Dinner Made Easy with Prica Farina’s Fresh Pasta
Husband and wife team, David Strenio and Priscila Moritz, handmake and sell up to ten pasta varieties per day.
Boston’s Eataly is fabulous and all, but if you want to shop like a true Italian while in Rhode Island, then the smaller mom-and-pop markets, shops and farmstands are the way to go. One of Rhode Island’s quaintest handcrafted pasta shops, Prica Farina, is located in downtown Warren on the corner of Market and Main Streets, and it feels like food shopping on the streets of Florence.
Husband and wife team, David Strenio and Priscila Moritz, handmake and sell up to ten pasta varieties per day, while also stocking New England-made and imported Italian cheeses, Hope and Main food products, local sauces and spreads, bread from Seven Stars Bakery on weekends and daily fresh-made, filled-to-order cannoli.

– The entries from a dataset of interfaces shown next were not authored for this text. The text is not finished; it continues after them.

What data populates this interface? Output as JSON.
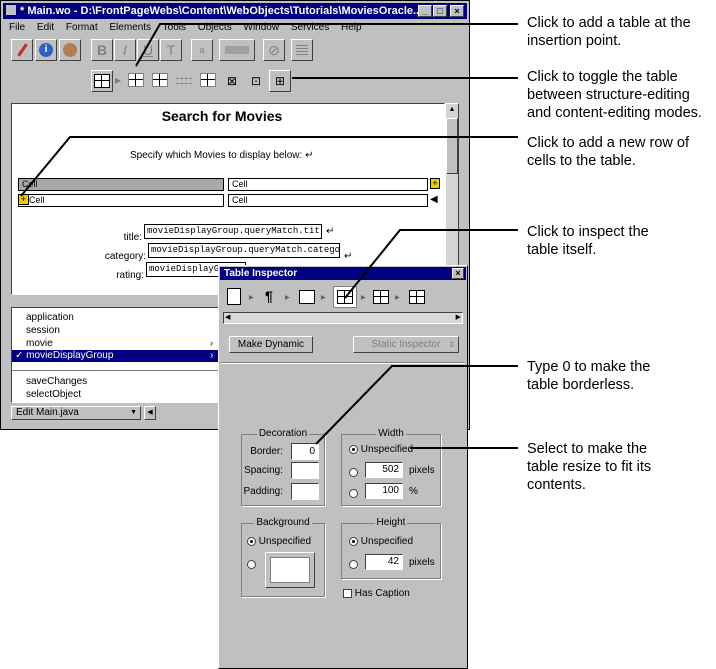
{
  "main_window": {
    "title": "* Main.wo - D:\\FrontPageWebs\\Content\\WebObjects\\Tutorials\\MoviesOracle...",
    "menu": [
      "File",
      "Edit",
      "Format",
      "Elements",
      "Tools",
      "Objects",
      "Window",
      "Services",
      "Help"
    ],
    "page_heading": "Search for Movies",
    "instruction": "Specify which Movies to display below:",
    "table_cells": [
      "Cell",
      "Cell",
      "Cell",
      "Cell"
    ],
    "form": {
      "title_label": "title:",
      "title_value": "movieDisplayGroup.queryMatch.title",
      "category_label": "category:",
      "category_value": "movieDisplayGroup.queryMatch.category",
      "rating_label": "rating:",
      "rating_value": "movieDisplayGroup.queryMatch.rating"
    },
    "object_list": [
      "application",
      "session",
      "movie",
      "movieDisplayGroup",
      "",
      "saveChanges",
      "selectObject"
    ],
    "selected_object": "movieDisplayGroup",
    "status_popup": "Edit Main.java"
  },
  "inspector": {
    "title": "Table Inspector",
    "make_dynamic_label": "Make Dynamic",
    "static_inspector_label": "Static Inspector",
    "decoration": {
      "group_title": "Decoration",
      "border_label": "Border:",
      "border_value": "0",
      "spacing_label": "Spacing:",
      "spacing_value": "",
      "padding_label": "Padding:",
      "padding_value": ""
    },
    "width": {
      "group_title": "Width",
      "unspecified_label": "Unspecified",
      "pixels_value": "502",
      "pixels_label": "pixels",
      "percent_value": "100",
      "percent_label": "%",
      "selected": "Unspecified"
    },
    "background": {
      "group_title": "Background",
      "unspecified_label": "Unspecified",
      "swatch_color": "#ffffff"
    },
    "height": {
      "group_title": "Height",
      "unspecified_label": "Unspecified",
      "pixels_value": "42",
      "pixels_label": "pixels"
    },
    "has_caption_label": "Has Caption"
  },
  "annotations": [
    {
      "text": "Click to add a table at the insertion point."
    },
    {
      "text": "Click to toggle the table between structure-editing and content-editing modes."
    },
    {
      "text": "Click to add a new row of cells to the table."
    },
    {
      "text": "Click to inspect the table itself."
    },
    {
      "text": "Type 0 to make the table borderless."
    },
    {
      "text": "Select to make the table resize to fit its contents."
    }
  ],
  "colors": {
    "titlebar": "#000080",
    "window_face": "#c0c0c0",
    "selection": "#000080"
  }
}
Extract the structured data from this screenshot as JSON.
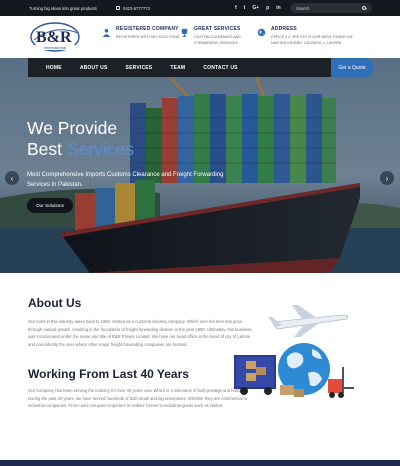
{
  "topbar": {
    "tagline": "Turning big ideas into great products",
    "phone": "0423-5777773",
    "socials": [
      "f",
      "t",
      "G+",
      "p",
      "in"
    ],
    "search_placeholder": "Search"
  },
  "logo": {
    "text": "B&R",
    "subtext": "International"
  },
  "info": [
    {
      "title": "REGISTERED COMPANY",
      "lines": [
        "REGISTERED WITH SEC ELECTIONS"
      ],
      "icon": "person-icon"
    },
    {
      "title": "GREAT SERVICES",
      "lines": [
        "CUSTOM CLEARANCE AND",
        "FORWARDING SERVICES"
      ],
      "icon": "trophy-icon"
    },
    {
      "title": "ADDRESS",
      "lines": [
        "OFFICE # 4, 3RD 4TH FLOOR NEDA TOWER 106",
        "NAVI BOULEVARD, GULBERG 1, LAHORE"
      ],
      "icon": "globe-icon"
    }
  ],
  "nav": {
    "items": [
      "HOME",
      "ABOUT US",
      "SERVICES",
      "TEAM",
      "CONTACT US"
    ],
    "quote": "Get a Quote"
  },
  "hero": {
    "line1": "We Provide",
    "line2_white": "Best ",
    "line2_accent": "Services",
    "subtitle": "Most Comprehensive Imports Customs Clearance and Freight Forwarding Services in Pakistan.",
    "button": "Our Solutions",
    "prev": "‹",
    "next": "›"
  },
  "about": {
    "title": "About Us",
    "text": "Our roots in this industry dates back to 1980, started as a customs clearing company. Which over the time has gone through natural growth, resulting in the foundation of freight forwarding division in the year 1998. Ultimately, this business was incorporated under the name and title of B&R Private Limited. We have our head office at the heart of city of Lahore and coincidently the area where other major freight forwarding companies are located.",
    "title2": "Working From Last 40 Years",
    "text2": "Our Company has been serving the industry for over 40 years now. Which is a milestone of both prestige and honor. During the past 40 years, we have served hundreds of both small and big enterprises. Whether they are commercial or industrial companies. From used computer importers in Hafeez Center to industrial giants such as Nishat."
  },
  "colors": {
    "accent": "#2f6fb8",
    "dark": "#15181f",
    "heading": "#1b2235"
  }
}
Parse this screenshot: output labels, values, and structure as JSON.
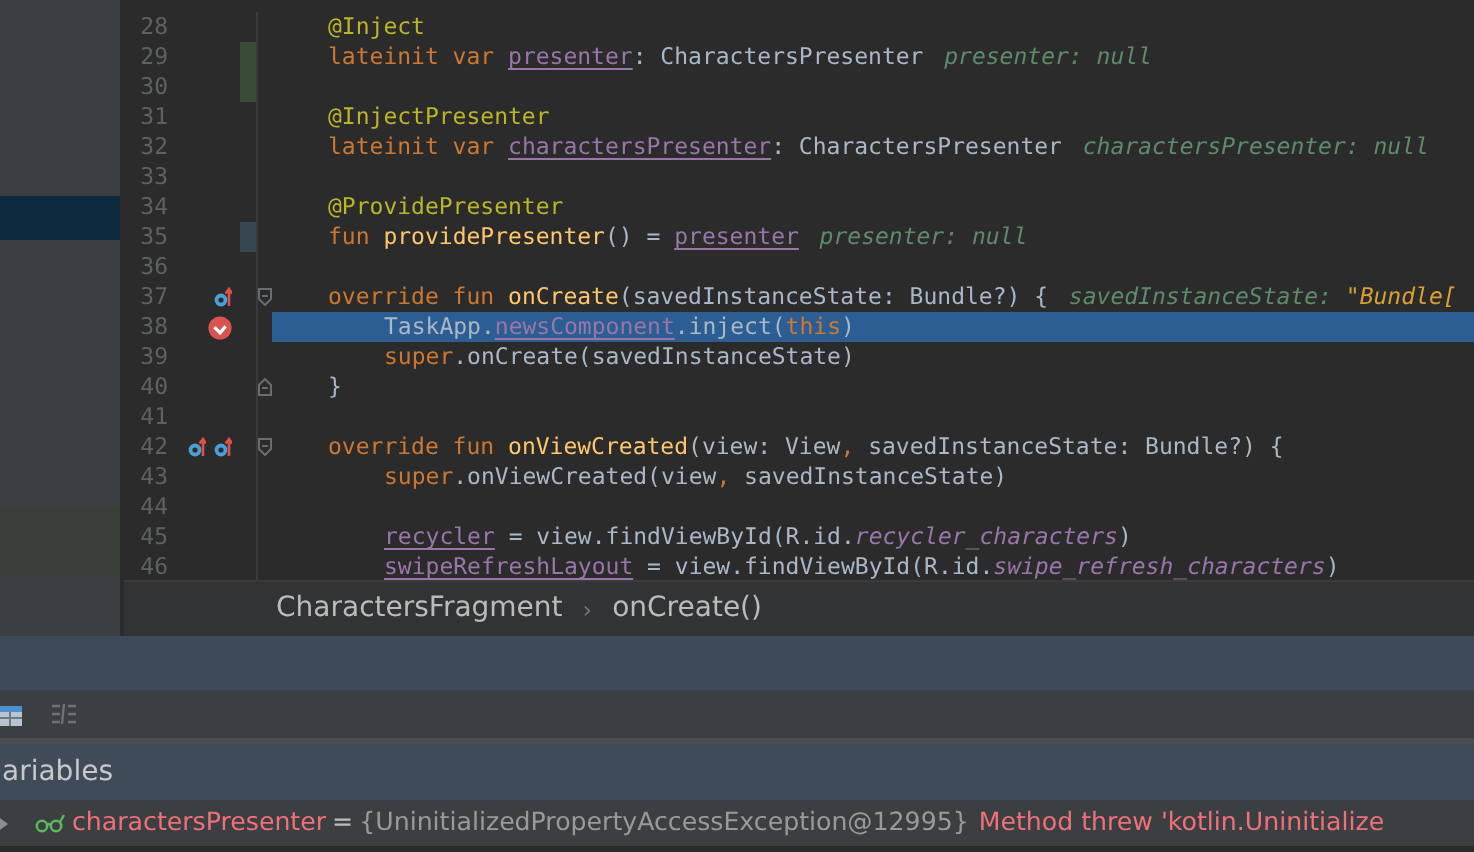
{
  "side_panel": {
    "rows": [
      {
        "selected": false
      },
      {
        "selected": false
      },
      {
        "selected": false
      },
      {
        "selected": false
      },
      {
        "selected": true
      }
    ]
  },
  "editor": {
    "lines": [
      {
        "number": "28",
        "current": false,
        "tokens": [
          {
            "kind": "ann",
            "t": "@Inject"
          }
        ]
      },
      {
        "number": "29",
        "current": false,
        "change_marker": {
          "color": "#384c38"
        },
        "tokens": [
          {
            "kind": "kw",
            "t": "lateinit var "
          },
          {
            "kind": "field",
            "t": "presenter"
          },
          {
            "kind": "plain",
            "t": ": CharactersPresenter"
          },
          {
            "kind": "hint",
            "t": "presenter: null"
          }
        ]
      },
      {
        "number": "30",
        "current": false,
        "change_marker": {
          "color": "#384c38"
        }
      },
      {
        "number": "31",
        "current": false,
        "tokens": [
          {
            "kind": "ann",
            "t": "@InjectPresenter"
          }
        ]
      },
      {
        "number": "32",
        "current": false,
        "tokens": [
          {
            "kind": "kw",
            "t": "lateinit var "
          },
          {
            "kind": "field",
            "t": "charactersPresenter"
          },
          {
            "kind": "plain",
            "t": ": CharactersPresenter"
          },
          {
            "kind": "hint",
            "t": "charactersPresenter: null"
          }
        ]
      },
      {
        "number": "33",
        "current": false
      },
      {
        "number": "34",
        "current": false,
        "tokens": [
          {
            "kind": "ann",
            "t": "@ProvidePresenter"
          }
        ]
      },
      {
        "number": "35",
        "current": false,
        "change_marker": {
          "color": "#374752"
        },
        "tokens": [
          {
            "kind": "kw",
            "t": "fun "
          },
          {
            "kind": "fn",
            "t": "providePresenter"
          },
          {
            "kind": "plain",
            "t": "() = "
          },
          {
            "kind": "field",
            "t": "presenter"
          },
          {
            "kind": "hint",
            "t": "presenter: null"
          }
        ]
      },
      {
        "number": "36",
        "current": false
      },
      {
        "number": "37",
        "current": false,
        "icons": [
          {
            "kind": "override"
          }
        ],
        "fold": {
          "kind": "start"
        },
        "tokens": [
          {
            "kind": "kw",
            "t": "override fun "
          },
          {
            "kind": "fn",
            "t": "onCreate"
          },
          {
            "kind": "plain",
            "t": "(savedInstanceState: Bundle?) {"
          },
          {
            "kind": "hint",
            "t": "savedInstanceState:"
          },
          {
            "kind": "str",
            "t": "\"Bundle["
          }
        ]
      },
      {
        "number": "38",
        "current": true,
        "indented": true,
        "icons": [
          {
            "kind": "breakpoint"
          }
        ],
        "tokens": [
          {
            "kind": "plain",
            "t": "TaskApp."
          },
          {
            "kind": "field",
            "t": "newsComponent"
          },
          {
            "kind": "plain",
            "t": ".inject("
          },
          {
            "kind": "kw",
            "t": "this"
          },
          {
            "kind": "plain",
            "t": ")"
          }
        ]
      },
      {
        "number": "39",
        "current": false,
        "indented": true,
        "tokens": [
          {
            "kind": "kw",
            "t": "super"
          },
          {
            "kind": "plain",
            "t": ".onCreate(savedInstanceState)"
          }
        ]
      },
      {
        "number": "40",
        "current": false,
        "fold": {
          "kind": "end"
        },
        "tokens": [
          {
            "kind": "plain",
            "t": "}"
          }
        ]
      },
      {
        "number": "41",
        "current": false
      },
      {
        "number": "42",
        "current": false,
        "icons": [
          {
            "kind": "override"
          },
          {
            "kind": "override"
          }
        ],
        "fold": {
          "kind": "start"
        },
        "tokens": [
          {
            "kind": "kw",
            "t": "override fun "
          },
          {
            "kind": "fn",
            "t": "onViewCreated"
          },
          {
            "kind": "plain",
            "t": "(view: View"
          },
          {
            "kind": "kw",
            "t": ","
          },
          {
            "kind": "plain",
            "t": " savedInstanceState: Bundle?) {"
          }
        ]
      },
      {
        "number": "43",
        "current": false,
        "indented": true,
        "tokens": [
          {
            "kind": "kw",
            "t": "super"
          },
          {
            "kind": "plain",
            "t": ".onViewCreated(view"
          },
          {
            "kind": "kw",
            "t": ","
          },
          {
            "kind": "plain",
            "t": " savedInstanceState)"
          }
        ]
      },
      {
        "number": "44",
        "current": false
      },
      {
        "number": "45",
        "current": false,
        "indented": true,
        "tokens": [
          {
            "kind": "field",
            "t": "recycler"
          },
          {
            "kind": "plain",
            "t": " = view.findViewById(R.id."
          },
          {
            "kind": "res",
            "t": "recycler_characters"
          },
          {
            "kind": "plain",
            "t": ")"
          }
        ]
      },
      {
        "number": "46",
        "current": false,
        "indented": true,
        "tokens": [
          {
            "kind": "field",
            "t": "swipeRefreshLayout"
          },
          {
            "kind": "plain",
            "t": " = view.findViewById(R.id."
          },
          {
            "kind": "res",
            "t": "swipe_refresh_characters"
          },
          {
            "kind": "plain",
            "t": ")"
          }
        ]
      }
    ]
  },
  "breadcrumb": [
    {
      "text": "CharactersFragment"
    },
    {
      "text": "›"
    },
    {
      "text": "onCreate()"
    }
  ],
  "variables_panel": {
    "title": "ariables",
    "rows": [
      {
        "name": "charactersPresenter",
        "equals": "=",
        "value": "{UninitializedPropertyAccessException@12995}",
        "error": "Method threw 'kotlin.Uninitialize"
      }
    ]
  }
}
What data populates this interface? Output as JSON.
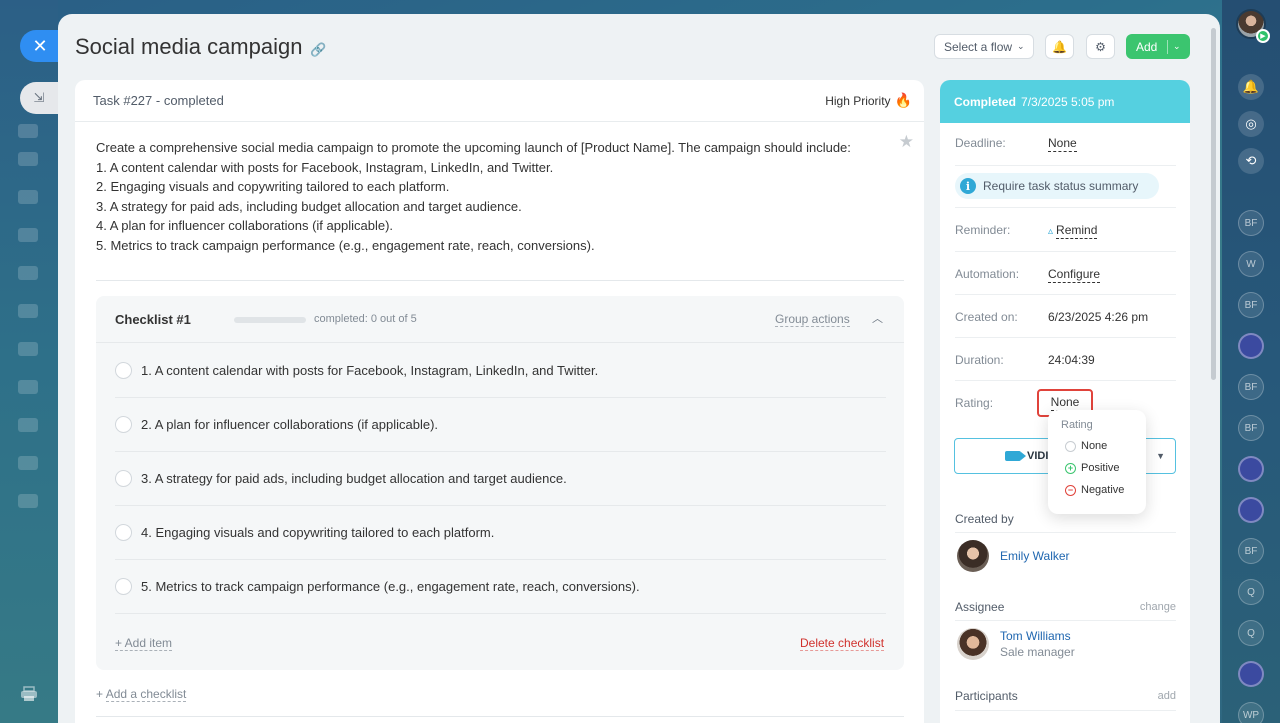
{
  "window": {
    "close_icon": "close-icon",
    "collapse_icon": "collapse-arrow-icon",
    "print_icon": "printer-icon"
  },
  "header": {
    "title": "Social media campaign",
    "select_flow": "Select a flow",
    "add": "Add"
  },
  "task": {
    "id_status": "Task #227 - completed",
    "priority": "High Priority",
    "description": [
      "Create a comprehensive social media campaign to promote the upcoming launch of [Product Name]. The campaign should include:",
      "1. A content calendar with posts for Facebook, Instagram, LinkedIn, and Twitter.",
      "2. Engaging visuals and copywriting tailored to each platform.",
      "3. A strategy for paid ads, including budget allocation and target audience.",
      "4. A plan for influencer collaborations (if applicable).",
      "5. Metrics to track campaign performance (e.g., engagement rate, reach, conversions)."
    ]
  },
  "checklist": {
    "title": "Checklist #1",
    "completed_fraction": 0.0,
    "count_text": "completed: 0 out of 5",
    "group_actions": "Group actions",
    "items": [
      "1. A content calendar with posts for Facebook, Instagram, LinkedIn, and Twitter.",
      "2. A plan for influencer collaborations (if applicable).",
      "3. A strategy for paid ads, including budget allocation and target audience.",
      "4. Engaging visuals and copywriting tailored to each platform.",
      "5. Metrics to track campaign performance (e.g., engagement rate, reach, conversions)."
    ],
    "add_item": "+ Add item",
    "delete": "Delete checklist",
    "add_checklist_prefix": "+ ",
    "add_checklist": "Add a checklist"
  },
  "sidebar": {
    "status": "Completed",
    "status_time": "7/3/2025 5:05 pm",
    "deadline_label": "Deadline:",
    "deadline_value": "None",
    "summary": "Require task status summary",
    "reminder_label": "Reminder:",
    "reminder_value": "Remind",
    "automation_label": "Automation:",
    "automation_value": "Configure",
    "created_on_label": "Created on:",
    "created_on_value": "6/23/2025 4:26 pm",
    "duration_label": "Duration:",
    "duration_value": "24:04:39",
    "rating_label": "Rating:",
    "rating_value": "None",
    "video_label": "VIDI",
    "created_by_label": "Created by",
    "creator_name": "Emily Walker",
    "assignee_label": "Assignee",
    "assignee_change": "change",
    "assignee_name": "Tom Williams",
    "assignee_role": "Sale manager",
    "participants_label": "Participants",
    "participants_add": "add"
  },
  "rating_popup": {
    "title": "Rating",
    "options": [
      "None",
      "Positive",
      "Negative"
    ]
  },
  "rail": {
    "chips": [
      "BF",
      "W",
      "BF",
      "",
      "BF",
      "BF",
      "",
      "",
      "BF",
      "Q",
      "Q",
      "",
      "WP"
    ]
  },
  "colors": {
    "accent": "#2f8ef2",
    "success": "#3bc56f",
    "status_header": "#55d0e0",
    "danger": "#e0433b",
    "link": "#2067b0"
  }
}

A glass case filled with fresh pasta greets customers with all the colors of the rainbow, and if you’re lucky, you might see some of the shapes being made directly behind the counter. “The pasta maker is David,” says Moritz, who manages the shop that has several shiny gadgets on display. “All of those machines are his toys. He’s very fond of them,” she says with a laugh.
Prica Farina has a pasta extruder with traditional bronze dies for making pastas with long and short shapes and a ravioli assembly machine that presses filled pastas. On any given day, they might have linguini, bucatini, gnocchi and two ravioli made with imported Italian flour, as well as a whole wheat option made with local flour from Maine Grains, a vegetable pasta made with sweet Italian peppers, spinach or fresh basil, and squid ink pasta.
Pasta-maker Strenio had worked in well-known Boston restaurants since 1991, and he also was the head cheesemaker at the renowned Great Hill Dairy in Marion, Massachusetts, famous for its Great Hill Blue Cheese. “David has a broad interest in food from all over and always loved making pasta even as a little kid,” Moritz says. “That was a natural thing for him.”
Moritz also has two decades of experience in the restaurant industry.
The couple got the idea for opening a pasta shop when they lived in Brazil for a brief stint and fell in love with all of the gourmet food and pasta shops there. They got homesick for the United States and decided to move back to the south coast of Massachusetts at the end of 2015, and began to put a plan in place for launching a store of their own. On their search for a storefront, they say Warren found them.
“Someone else once said, Warren chose them, and it’s the same with us. When we started looking for a location, our minds were in Providence. Every time we went to Providence to look around, we would take the scenic route through Warren and Barrington,” Moritz says. “One day, we saw a sign, ‘For rent.’ When we saw it, that was it.”
The shop has been open for one year, and Warren’s food scene is booming with the Happy Snail Tea House located right next door and the Perfect Sweet French macaron and pastry shop down the street, plus well-loved restaurants like Eli’s Kitchen, Bywater, the Square Peg, Revival Kitchen and Bar, Metacom Kitchen, Federal Hill Pizza and Blount Clam Shack. “There are so many good places to eat, it’s not even funny,” Moritz says.
And Prica Farina is certainly helping to build Warren’s reputation as a food town. The shop provides cooking instructions on each box of pasta sold as well as suggestions for serving it, so that the home cook doesn’t have to think about it. It only takes a few minutes in boiling water to put a delicious dinner on the table. Grab a jar of sauce, a hunk of cheese, some fresh bread and cannoli, and you’re good to go.
“People love to ask for recommendations. I feel very responsible for their dinner,” Moritz says. “You are there on the table with them at night, and at the end of our day, we feel mission accomplished. Hopefully, everybody is at the table having a delicious plate of pasta, feeling happy and that it was worth it.”
2 Market St., Warren, 401-245-1680, pricafarina.com